### Task to carry out
Copy the full listing exactly, word for word.

------------------------------------

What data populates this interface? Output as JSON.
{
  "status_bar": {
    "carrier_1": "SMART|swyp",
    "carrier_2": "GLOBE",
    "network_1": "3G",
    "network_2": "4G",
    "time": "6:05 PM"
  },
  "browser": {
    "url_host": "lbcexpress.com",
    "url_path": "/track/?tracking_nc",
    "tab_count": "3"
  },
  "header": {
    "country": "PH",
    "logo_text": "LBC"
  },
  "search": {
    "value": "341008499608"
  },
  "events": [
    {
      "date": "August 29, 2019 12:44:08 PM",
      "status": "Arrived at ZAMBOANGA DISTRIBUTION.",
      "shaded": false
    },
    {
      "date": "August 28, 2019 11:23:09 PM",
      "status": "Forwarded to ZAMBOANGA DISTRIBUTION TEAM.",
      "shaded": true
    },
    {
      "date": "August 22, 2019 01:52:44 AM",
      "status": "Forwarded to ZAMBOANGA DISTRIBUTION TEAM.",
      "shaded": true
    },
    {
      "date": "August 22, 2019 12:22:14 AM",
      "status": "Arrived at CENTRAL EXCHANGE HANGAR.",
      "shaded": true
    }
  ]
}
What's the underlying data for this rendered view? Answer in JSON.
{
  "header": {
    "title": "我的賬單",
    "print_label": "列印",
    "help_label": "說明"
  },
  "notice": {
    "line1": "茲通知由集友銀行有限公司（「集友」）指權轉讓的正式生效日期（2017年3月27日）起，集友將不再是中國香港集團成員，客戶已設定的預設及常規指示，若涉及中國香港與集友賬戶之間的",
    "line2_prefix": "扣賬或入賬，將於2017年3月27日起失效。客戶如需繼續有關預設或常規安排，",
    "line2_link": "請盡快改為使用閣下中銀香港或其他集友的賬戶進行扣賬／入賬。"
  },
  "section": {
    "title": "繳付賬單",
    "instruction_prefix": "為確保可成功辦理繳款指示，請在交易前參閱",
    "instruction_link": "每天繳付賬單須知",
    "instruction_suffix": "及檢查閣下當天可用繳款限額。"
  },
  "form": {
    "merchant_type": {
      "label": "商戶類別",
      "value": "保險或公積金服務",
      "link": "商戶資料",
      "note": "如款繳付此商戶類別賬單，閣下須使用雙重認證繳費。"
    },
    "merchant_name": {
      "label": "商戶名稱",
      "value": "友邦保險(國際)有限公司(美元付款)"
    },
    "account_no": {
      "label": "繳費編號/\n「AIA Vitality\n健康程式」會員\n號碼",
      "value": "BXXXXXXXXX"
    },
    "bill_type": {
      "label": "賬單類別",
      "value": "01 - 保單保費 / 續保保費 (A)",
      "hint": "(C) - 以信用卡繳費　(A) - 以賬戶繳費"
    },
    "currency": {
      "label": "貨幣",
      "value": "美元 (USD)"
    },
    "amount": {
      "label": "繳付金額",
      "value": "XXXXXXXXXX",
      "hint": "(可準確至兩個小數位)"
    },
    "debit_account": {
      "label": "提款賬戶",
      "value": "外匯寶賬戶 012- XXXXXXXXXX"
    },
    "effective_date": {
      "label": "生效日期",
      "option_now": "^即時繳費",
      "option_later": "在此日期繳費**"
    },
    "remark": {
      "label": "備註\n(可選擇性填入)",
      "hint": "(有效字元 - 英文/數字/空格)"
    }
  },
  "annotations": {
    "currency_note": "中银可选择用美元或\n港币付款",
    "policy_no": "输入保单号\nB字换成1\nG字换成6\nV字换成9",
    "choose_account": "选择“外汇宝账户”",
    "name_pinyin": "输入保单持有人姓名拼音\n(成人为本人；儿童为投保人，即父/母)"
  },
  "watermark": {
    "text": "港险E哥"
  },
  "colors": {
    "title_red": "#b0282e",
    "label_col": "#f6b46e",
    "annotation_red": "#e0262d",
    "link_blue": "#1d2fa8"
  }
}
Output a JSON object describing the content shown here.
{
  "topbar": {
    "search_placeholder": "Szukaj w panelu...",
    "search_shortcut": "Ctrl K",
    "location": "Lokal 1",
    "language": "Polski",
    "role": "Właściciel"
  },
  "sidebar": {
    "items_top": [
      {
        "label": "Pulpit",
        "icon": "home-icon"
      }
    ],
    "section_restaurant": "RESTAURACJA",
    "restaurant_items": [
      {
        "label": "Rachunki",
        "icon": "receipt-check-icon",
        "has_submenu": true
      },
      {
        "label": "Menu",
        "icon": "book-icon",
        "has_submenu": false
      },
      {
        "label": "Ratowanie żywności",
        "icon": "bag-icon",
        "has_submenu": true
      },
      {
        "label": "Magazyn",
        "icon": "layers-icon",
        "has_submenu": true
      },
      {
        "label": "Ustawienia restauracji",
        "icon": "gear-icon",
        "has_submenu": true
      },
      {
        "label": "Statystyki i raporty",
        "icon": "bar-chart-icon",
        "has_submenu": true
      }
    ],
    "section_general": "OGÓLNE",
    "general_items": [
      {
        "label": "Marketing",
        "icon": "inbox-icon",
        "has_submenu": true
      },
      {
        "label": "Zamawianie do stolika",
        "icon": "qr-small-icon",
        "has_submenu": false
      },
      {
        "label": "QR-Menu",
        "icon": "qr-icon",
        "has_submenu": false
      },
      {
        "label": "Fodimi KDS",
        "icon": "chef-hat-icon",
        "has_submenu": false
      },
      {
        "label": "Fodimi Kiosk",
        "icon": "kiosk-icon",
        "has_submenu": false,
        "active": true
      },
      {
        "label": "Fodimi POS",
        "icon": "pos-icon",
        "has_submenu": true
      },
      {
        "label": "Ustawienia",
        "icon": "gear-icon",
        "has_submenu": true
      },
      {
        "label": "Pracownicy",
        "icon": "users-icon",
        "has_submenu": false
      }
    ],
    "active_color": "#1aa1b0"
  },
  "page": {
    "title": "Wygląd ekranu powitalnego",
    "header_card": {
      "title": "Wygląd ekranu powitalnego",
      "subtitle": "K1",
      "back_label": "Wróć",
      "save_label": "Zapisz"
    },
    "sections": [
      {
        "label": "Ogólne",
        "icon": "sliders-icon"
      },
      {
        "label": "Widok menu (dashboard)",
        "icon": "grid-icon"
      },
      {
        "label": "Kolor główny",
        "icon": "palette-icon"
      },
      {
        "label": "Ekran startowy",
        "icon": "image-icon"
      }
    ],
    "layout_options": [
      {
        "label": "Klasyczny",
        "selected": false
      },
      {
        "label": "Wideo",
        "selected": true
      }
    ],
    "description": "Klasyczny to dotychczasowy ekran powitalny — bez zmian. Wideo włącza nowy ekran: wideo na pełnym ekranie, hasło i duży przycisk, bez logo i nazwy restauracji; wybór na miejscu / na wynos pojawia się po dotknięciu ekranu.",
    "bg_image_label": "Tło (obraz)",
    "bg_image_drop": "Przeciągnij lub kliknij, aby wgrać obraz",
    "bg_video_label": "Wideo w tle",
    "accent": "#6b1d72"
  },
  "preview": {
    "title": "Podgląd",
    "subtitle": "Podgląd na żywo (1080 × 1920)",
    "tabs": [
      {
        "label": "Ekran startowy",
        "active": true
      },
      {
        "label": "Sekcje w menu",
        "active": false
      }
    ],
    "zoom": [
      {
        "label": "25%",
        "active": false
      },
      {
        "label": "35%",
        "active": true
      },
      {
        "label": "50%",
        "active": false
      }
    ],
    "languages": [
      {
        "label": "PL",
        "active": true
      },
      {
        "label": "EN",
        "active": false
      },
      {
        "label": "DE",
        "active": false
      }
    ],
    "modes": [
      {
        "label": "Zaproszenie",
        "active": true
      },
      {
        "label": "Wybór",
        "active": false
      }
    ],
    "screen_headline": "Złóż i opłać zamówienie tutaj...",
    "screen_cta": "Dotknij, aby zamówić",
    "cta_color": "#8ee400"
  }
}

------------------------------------

### Response to this task
What data populates this interface? Output as JSON.
{
  "status_bar": {
    "carrier_1": "SMART|swyp",
    "carrier_2": "GLOBE",
    "network_1": "3G",
    "network_2": "4G",
    "time": "6:05 PM"
  },
  "browser": {
    "url_host": "lbcexpress.com",
    "url_path": "/track/?tracking_nc",
    "tab_count": "3"
  },
  "header": {
    "country": "PH",
    "logo_text": "LBC"
  },
  "search": {
    "value": "341008499608"
  },
  "events": [
    {
      "date": "August 29, 2019 12:44:08 PM",
      "status": "Arrived at ZAMBOANGA DISTRIBUTION.",
      "shaded": false
    },
    {
      "date": "August 28, 2019 11:23:09 PM",
      "status": "Forwarded to ZAMBOANGA DISTRIBUTION TEAM.",
      "shaded": true
    },
    {
      "date": "August 22, 2019 01:52:44 AM",
      "status": "Forwarded to ZAMBOANGA DISTRIBUTION TEAM.",
      "shaded": true
    },
    {
      "date": "August 22, 2019 12:22:14 AM",
      "status": "Arrived at CENTRAL EXCHANGE HANGAR.",
      "shaded": true
    }
  ]
}
What's the underlying data for this rendered view? Answer in JSON.
{
  "header": {
    "title": "我的賬單",
    "print_label": "列印",
    "help_label": "說明"
  },
  "notice": {
    "line1": "茲通知由集友銀行有限公司（「集友」）指權轉讓的正式生效日期（2017年3月27日）起，集友將不再是中國香港集團成員，客戶已設定的預設及常規指示，若涉及中國香港與集友賬戶之間的",
    "line2_prefix": "扣賬或入賬，將於2017年3月27日起失效。客戶如需繼續有關預設或常規安排，",
    "line2_link": "請盡快改為使用閣下中銀香港或其他集友的賬戶進行扣賬／入賬。"
  },
  "section": {
    "title": "繳付賬單",
    "instruction_prefix": "為確保可成功辦理繳款指示，請在交易前參閱",
    "instruction_link": "每天繳付賬單須知",
    "instruction_suffix": "及檢查閣下當天可用繳款限額。"
  },
  "form": {
    "merchant_type": {
      "label": "商戶類別",
      "value": "保險或公積金服務",
      "link": "商戶資料",
      "note": "如款繳付此商戶類別賬單，閣下須使用雙重認證繳費。"
    },
    "merchant_name": {
      "label": "商戶名稱",
      "value": "友邦保險(國際)有限公司(美元付款)"
    },
    "account_no": {
      "label": "繳費編號/\n「AIA Vitality\n健康程式」會員\n號碼",
      "value": "BXXXXXXXXX"
    },
    "bill_type": {
      "label": "賬單類別",
      "value": "01 - 保單保費 / 續保保費 (A)",
      "hint": "(C) - 以信用卡繳費　(A) - 以賬戶繳費"
    },
    "currency": {
      "label": "貨幣",
      "value": "美元 (USD)"
    },
    "amount": {
      "label": "繳付金額",
      "value": "XXXXXXXXXX",
      "hint": "(可準確至兩個小數位)"
    },
    "debit_account": {
      "label": "提款賬戶",
      "value": "外匯寶賬戶 012- XXXXXXXXXX"
    },
    "effective_date": {
      "label": "生效日期",
      "option_now": "^即時繳費",
      "option_later": "在此日期繳費**"
    },
    "remark": {
      "label": "備註\n(可選擇性填入)",
      "hint": "(有效字元 - 英文/數字/空格)"
    }
  },
  "annotations": {
    "currency_note": "中银可选择用美元或\n港币付款",
    "policy_no": "输入保单号\nB字换成1\nG字换成6\nV字换成9",
    "choose_account": "选择“外汇宝账户”",
    "name_pinyin": "输入保单持有人姓名拼音\n(成人为本人；儿童为投保人，即父/母)"
  },
  "watermark": {
    "text": "港险E哥"
  },
  "colors": {
    "title_red": "#b0282e",
    "label_col": "#f6b46e",
    "annotation_red": "#e0262d",
    "link_blue": "#1d2fa8"
  }
}
Output a JSON object describing the content shown here.
{
  "topbar": {
    "search_placeholder": "Szukaj w panelu...",
    "search_shortcut": "Ctrl K",
    "location": "Lokal 1",
    "language": "Polski",
    "role": "Właściciel"
  },
  "sidebar": {
    "items_top": [
      {
        "label": "Pulpit",
        "icon": "home-icon"
      }
    ],
    "section_restaurant": "RESTAURACJA",
    "restaurant_items": [
      {
        "label": "Rachunki",
        "icon": "receipt-check-icon",
        "has_submenu": true
      },
      {
        "label": "Menu",
        "icon": "book-icon",
        "has_submenu": false
      },
      {
        "label": "Ratowanie żywności",
        "icon": "bag-icon",
        "has_submenu": true
      },
      {
        "label": "Magazyn",
        "icon": "layers-icon",
        "has_submenu": true
      },
      {
        "label": "Ustawienia restauracji",
        "icon": "gear-icon",
        "has_submenu": true
      },
      {
        "label": "Statystyki i raporty",
        "icon": "bar-chart-icon",
        "has_submenu": true
      }
    ],
    "section_general": "OGÓLNE",
    "general_items": [
      {
        "label": "Marketing",
        "icon": "inbox-icon",
        "has_submenu": true
      },
      {
        "label": "Zamawianie do stolika",
        "icon": "qr-small-icon",
        "has_submenu": false
      },
      {
        "label": "QR-Menu",
        "icon": "qr-icon",
        "has_submenu": false
      },
      {
        "label": "Fodimi KDS",
        "icon": "chef-hat-icon",
        "has_submenu": false
      },
      {
        "label": "Fodimi Kiosk",
        "icon": "kiosk-icon",
        "has_submenu": false,
        "active": true
      },
      {
        "label": "Fodimi POS",
        "icon": "pos-icon",
        "has_submenu": true
      },
      {
        "label": "Ustawienia",
        "icon": "gear-icon",
        "has_submenu": true
      },
      {
        "label": "Pracownicy",
        "icon": "users-icon",
        "has_submenu": false
      }
    ],
    "active_color": "#1aa1b0"
  },
  "page": {
    "title": "Wygląd ekranu powitalnego",
    "header_card": {
      "title": "Wygląd ekranu powitalnego",
      "subtitle": "K1",
      "back_label": "Wróć",
      "save_label": "Zapisz"
    },
    "sections": [
      {
        "label": "Ogólne",
        "icon": "sliders-icon"
      },
      {
        "label": "Widok menu (dashboard)",
        "icon": "grid-icon"
      },
      {
        "label": "Kolor główny",
        "icon": "palette-icon"
      },
      {
        "label": "Ekran startowy",
        "icon": "image-icon"
      }
    ],
    "layout_options": [
      {
        "label": "Klasyczny",
        "selected": false
      },
      {
        "label": "Wideo",
        "selected": true
      }
    ],
    "description": "Klasyczny to dotychczasowy ekran powitalny — bez zmian. Wideo włącza nowy ekran: wideo na pełnym ekranie, hasło i duży przycisk, bez logo i nazwy restauracji; wybór na miejscu / na wynos pojawia się po dotknięciu ekranu.",
    "bg_image_label": "Tło (obraz)",
    "bg_image_drop": "Przeciągnij lub kliknij, aby wgrać obraz",
    "bg_video_label": "Wideo w tle",
    "accent": "#6b1d72"
  },
  "preview": {
    "title": "Podgląd",
    "subtitle": "Podgląd na żywo (1080 × 1920)",
    "tabs": [
      {
        "label": "Ekran startowy",
        "active": true
      },
      {
        "label": "Sekcje w menu",
        "active": false
      }
    ],
    "zoom": [
      {
        "label": "25%",
        "active": false
      },
      {
        "label": "35%",
        "active": true
      },
      {
        "label": "50%",
        "active": false
      }
    ],
    "languages": [
      {
        "label": "PL",
        "active": true
      },
      {
        "label": "EN",
        "active": false
      },
      {
        "label": "DE",
        "active": false
      }
    ],
    "modes": [
      {
        "label": "Zaproszenie",
        "active": true
      },
      {
        "label": "Wybór",
        "active": false
      }
    ],
    "screen_headline": "Złóż i opłać zamówienie tutaj...",
    "screen_cta": "Dotknij, aby zamówić",
    "cta_color": "#8ee400"
  }
}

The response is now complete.